Thursday, June 14th, 7:05 PM
Cleveland Undecided vs. Dontrelle Willis (7-5, 4.74 ERA)
Cleveland has decided to go with Undecided to start this game, over Jeremy Sowers. Which is a nice change, because the only thing undecided about a Jeremy Sowers start this year was who would hit the farthest home run.
The most likely candidate to make this start for the Indians is Jason Stanford. Stanford was once a very promising prospect for the Indians, before a rash of arm injuries slowed him down. Stanford started 10 games for the Indians in 2003 and 2004. Stanford pitched well in those 10 starts, even though he took four losses and only recorded one win, and held a 3.10 ERA.
Squaring off against the Indians lineup will be Dontrelle Willis. Willis is a good starting pitcher, but he has never really taken that leap to stardom so many expected after he burst onto the scene in 2003.
One thing you can say about Willis, he is consistent. He has pitched either six or seven innings in every start this year, but one. He also gives up two, three or four runs in each start, except two.
After starting the season with five wins in his first six starts, the D-Train has derailed and he has now only won two of his last eight, while losing four.

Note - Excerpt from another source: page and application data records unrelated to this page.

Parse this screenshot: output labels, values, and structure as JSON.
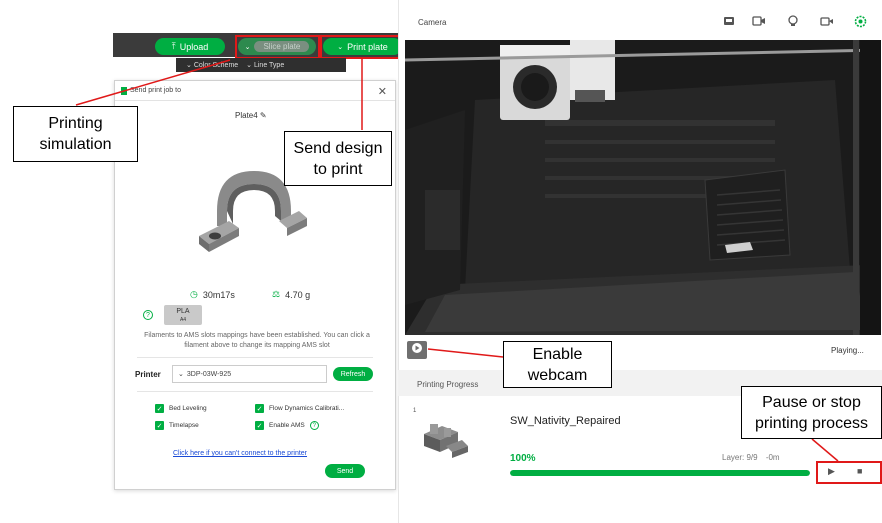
{
  "slicer": {
    "toolbar": {
      "upload_label": "Upload",
      "slice_label": "Slice plate",
      "print_label": "Print plate",
      "color_scheme_label": "Color Scheme",
      "line_type_label": "Line Type"
    },
    "dialog": {
      "title": "Send print job to",
      "plate_name": "Plate4",
      "print_time": "30m17s",
      "weight": "4.70 g",
      "filament": {
        "type": "PLA",
        "slot": "A4"
      },
      "mapping_note": "Filaments to AMS slots mappings have been established. You can click a filament above to change its mapping AMS slot",
      "printer_label": "Printer",
      "printer_value": "3DP-03W-925",
      "refresh_label": "Refresh",
      "options": [
        {
          "label": "Bed Leveling"
        },
        {
          "label": "Flow Dynamics Calibrati..."
        },
        {
          "label": "Timelapse"
        },
        {
          "label": "Enable AMS"
        }
      ],
      "connect_link": "Click here if you can't connect to the printer",
      "send_label": "Send"
    }
  },
  "monitor": {
    "camera_title": "Camera",
    "playing_status": "Playing...",
    "progress_title": "Printing Progress",
    "plate_number": "1",
    "job_name": "SW_Nativity_Repaired",
    "progress_text": "100%",
    "progress_value": 1.0,
    "layer_info": "Layer: 9/9",
    "time_left": "-0m"
  },
  "annotations": {
    "printing_simulation": "Printing\nsimulation",
    "send_design": "Send design\nto print",
    "enable_webcam": "Enable\nwebcam",
    "pause_stop": "Pause or stop\nprinting process"
  },
  "colors": {
    "accent_green": "#00ae42",
    "highlight_red": "#e01919"
  }
}
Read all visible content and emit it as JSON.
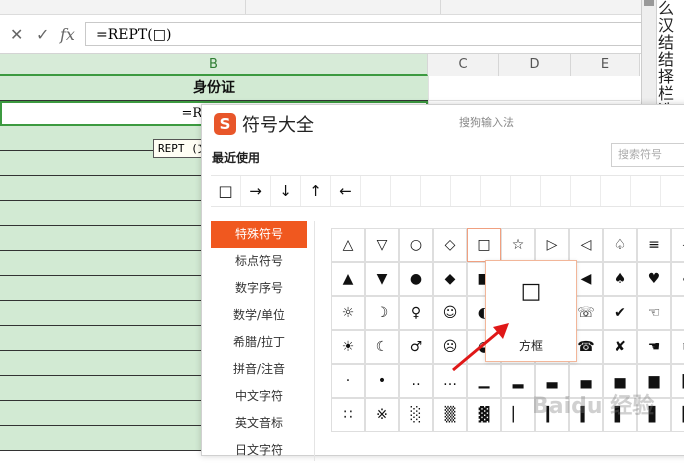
{
  "formula_bar": {
    "cancel_icon": "✕",
    "enter_icon": "✓",
    "fx_label": "fx",
    "value": "=REPT(□)"
  },
  "columns": [
    "B",
    "C",
    "D",
    "E"
  ],
  "sheet": {
    "header_cell": "身份证",
    "edit_cell": "=REPT(□",
    "tooltip": "REPT (文"
  },
  "right_panel": {
    "text_lines": [
      "么 汉",
      "结",
      "结 择",
      "栏",
      "选"
    ]
  },
  "dialog": {
    "logo": "S",
    "title": "符号大全",
    "subtitle": "搜狗输入法",
    "recent_label": "最近使用",
    "search_placeholder": "搜索符号",
    "recent_symbols": [
      "□",
      "→",
      "↓",
      "↑",
      "←",
      "",
      "",
      "",
      "",
      "",
      "",
      "",
      "",
      "",
      "",
      ""
    ],
    "categories": [
      "特殊符号",
      "标点符号",
      "数字序号",
      "数学/单位",
      "希腊/拉丁",
      "拼音/注音",
      "中文字符",
      "英文音标",
      "日文字符"
    ],
    "selected_category": 0,
    "grid_rows": [
      [
        "△",
        "▽",
        "○",
        "◇",
        "□",
        "☆",
        "▷",
        "◁",
        "♤",
        "≡",
        "◁"
      ],
      [
        "▲",
        "▼",
        "●",
        "◆",
        "■",
        "★",
        "▶",
        "◀",
        "♠",
        "♥",
        "♣"
      ],
      [
        "☼",
        "☽",
        "♀",
        "☺",
        "◐",
        "☻",
        "◑",
        "☏",
        "✔",
        "☜",
        "☝"
      ],
      [
        "☀",
        "☾",
        "♂",
        "☹",
        "◒",
        "☠",
        "◓",
        "☎",
        "✘",
        "☚",
        "☞"
      ],
      [
        "·",
        "•",
        "‥",
        "…",
        "▁",
        "▂",
        "▃",
        "▄",
        "▅",
        "▆",
        "▇"
      ],
      [
        "∷",
        "※",
        "░",
        "▒",
        "▓",
        "▏",
        "▎",
        "▍",
        "▌",
        "▋",
        "█"
      ]
    ],
    "popup": {
      "symbol": "□",
      "name": "方框"
    },
    "watermark": "Baidu 经验"
  }
}
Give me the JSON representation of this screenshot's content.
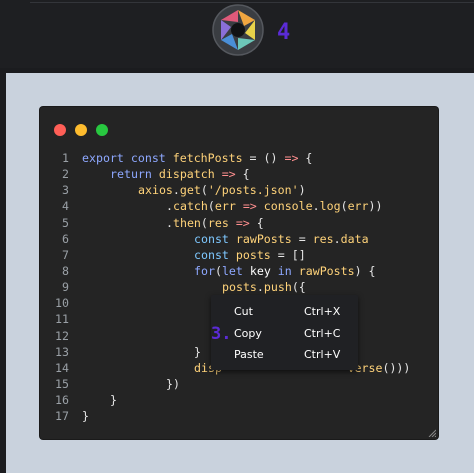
{
  "step": {
    "number": "4",
    "menu_marker": "3."
  },
  "window": {
    "traffic_lights": [
      "#ff5f57",
      "#febc2e",
      "#28c840"
    ]
  },
  "code": {
    "lines": [
      {
        "n": "1",
        "indent": 0,
        "tokens": [
          [
            "kw",
            "export "
          ],
          [
            "kw",
            "const "
          ],
          [
            "fn",
            "fetchPosts"
          ],
          [
            "id",
            " = () "
          ],
          [
            "op",
            "=>"
          ],
          [
            "id",
            " {"
          ]
        ]
      },
      {
        "n": "2",
        "indent": 4,
        "tokens": [
          [
            "kw",
            "return "
          ],
          [
            "fn",
            "dispatch"
          ],
          [
            "id",
            " "
          ],
          [
            "op",
            "=>"
          ],
          [
            "id",
            " {"
          ]
        ]
      },
      {
        "n": "3",
        "indent": 8,
        "tokens": [
          [
            "fn",
            "axios"
          ],
          [
            "id",
            "."
          ],
          [
            "fn",
            "get"
          ],
          [
            "id",
            "("
          ],
          [
            "str",
            "'/posts.json'"
          ],
          [
            "id",
            ")"
          ]
        ]
      },
      {
        "n": "4",
        "indent": 12,
        "tokens": [
          [
            "id",
            "."
          ],
          [
            "fn",
            "catch"
          ],
          [
            "id",
            "("
          ],
          [
            "fn",
            "err"
          ],
          [
            "id",
            " "
          ],
          [
            "op",
            "=>"
          ],
          [
            "id",
            " "
          ],
          [
            "fn",
            "console"
          ],
          [
            "id",
            "."
          ],
          [
            "fn",
            "log"
          ],
          [
            "id",
            "("
          ],
          [
            "fn",
            "err"
          ],
          [
            "id",
            "))"
          ]
        ]
      },
      {
        "n": "5",
        "indent": 12,
        "tokens": [
          [
            "id",
            "."
          ],
          [
            "fn",
            "then"
          ],
          [
            "id",
            "("
          ],
          [
            "fn",
            "res"
          ],
          [
            "id",
            " "
          ],
          [
            "op",
            "=>"
          ],
          [
            "id",
            " {"
          ]
        ]
      },
      {
        "n": "6",
        "indent": 16,
        "tokens": [
          [
            "ct",
            "const "
          ],
          [
            "fn",
            "rawPosts"
          ],
          [
            "id",
            " = "
          ],
          [
            "fn",
            "res"
          ],
          [
            "id",
            "."
          ],
          [
            "fn",
            "data"
          ]
        ]
      },
      {
        "n": "7",
        "indent": 16,
        "tokens": [
          [
            "ct",
            "const "
          ],
          [
            "fn",
            "posts"
          ],
          [
            "id",
            " = []"
          ]
        ]
      },
      {
        "n": "8",
        "indent": 16,
        "tokens": [
          [
            "kw",
            "for"
          ],
          [
            "id",
            "("
          ],
          [
            "kw",
            "let "
          ],
          [
            "pr",
            "key"
          ],
          [
            "id",
            " "
          ],
          [
            "kw",
            "in "
          ],
          [
            "fn",
            "rawPosts"
          ],
          [
            "id",
            ") {"
          ]
        ]
      },
      {
        "n": "9",
        "indent": 20,
        "tokens": [
          [
            "fn",
            "posts"
          ],
          [
            "id",
            "."
          ],
          [
            "fn",
            "push"
          ],
          [
            "id",
            "({"
          ]
        ]
      },
      {
        "n": "10",
        "indent": 0,
        "tokens": []
      },
      {
        "n": "11",
        "indent": 0,
        "tokens": []
      },
      {
        "n": "12",
        "indent": 0,
        "tokens": []
      },
      {
        "n": "13",
        "indent": 16,
        "tokens": [
          [
            "id",
            "}"
          ]
        ]
      },
      {
        "n": "14",
        "indent": 16,
        "tokens": [
          [
            "fn",
            "disp"
          ],
          [
            "id",
            "                  "
          ],
          [
            "fn",
            "verse"
          ],
          [
            "id",
            "()))"
          ]
        ]
      },
      {
        "n": "15",
        "indent": 12,
        "tokens": [
          [
            "id",
            "})"
          ]
        ]
      },
      {
        "n": "16",
        "indent": 4,
        "tokens": [
          [
            "id",
            "}"
          ]
        ]
      },
      {
        "n": "17",
        "indent": 0,
        "tokens": [
          [
            "id",
            "}"
          ]
        ]
      }
    ]
  },
  "context_menu": {
    "items": [
      {
        "label": "Cut",
        "shortcut": "Ctrl+X"
      },
      {
        "label": "Copy",
        "shortcut": "Ctrl+C"
      },
      {
        "label": "Paste",
        "shortcut": "Ctrl+V"
      }
    ]
  }
}
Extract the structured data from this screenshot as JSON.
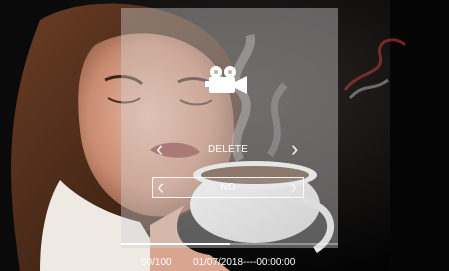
{
  "menu": {
    "mode_icon": "video-camera-icon",
    "action_label": "DELETE",
    "action_prev_icon": "chevron-left-icon",
    "action_next_icon": "chevron-right-icon",
    "option_value": "NO",
    "option_prev_icon": "chevron-left-icon",
    "option_next_icon": "chevron-right-icon"
  },
  "status": {
    "counter": "50/100",
    "timestamp": "01/07/2018----00:00:00",
    "progress_fraction": 0.5
  },
  "colors": {
    "panel_overlay": "#d2d2d2",
    "text": "#ffffff",
    "background": "#000000"
  }
}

Willis made a start against the Indians back in 2004, getting a no decision by allowing one earned run and three runs overall in five innings of work.
Joinning Ramirez in the middle infield will be Dan Uggla, who is second in runs, and eighth in home runs in the National League. Uggla was one of three Marlins to finish in the top four of the National League Rookie of the Year voting in 2006, finishing behind Hanley Ramirez and Josh Johnson.
Third baseman Miguel Cabrera is about as solid of a hitter as there is. If they could keep him away from the buffet table, he could be well on his way ot a Hall of fame career. He is currently third in average, sixth in home runs, fourth in RBI, and third in OPS in the NL.
If that is not enough, the best infield in baseball is finished off with Aaron Boone at first base. Boone is filling in for the injured Mike Jacobs and doing a pretty solid job, believe it or not. In 58 games for the fish, Boone is hitting .271 with five home runs and 24 RBI.
Kevin Gregg is currently anchoring the bullpen and closing games for Florida. Gregg will enter the series with nine saves, having yet to blow a save. Gregg will put a base runner on in most innings, but he will also punch out a hitter and is averaging a strike out per inning.
The Marlins recently acquired Armando Benetiz to help in their bullpen and he has pitched effectively since coming over. In six innings of work, Benetiz has only allowed four hits and one run.
Florida does go with two left-handers in their pen, Taylor Tankersly and Renyel Pinto. Tankersly has long been rumored to have closer stuff, but has really struggled with health and command issues in his brief MLB career. Pinto comes into the series allowing runs in his last three appearances, being charged with blown saves in two of them.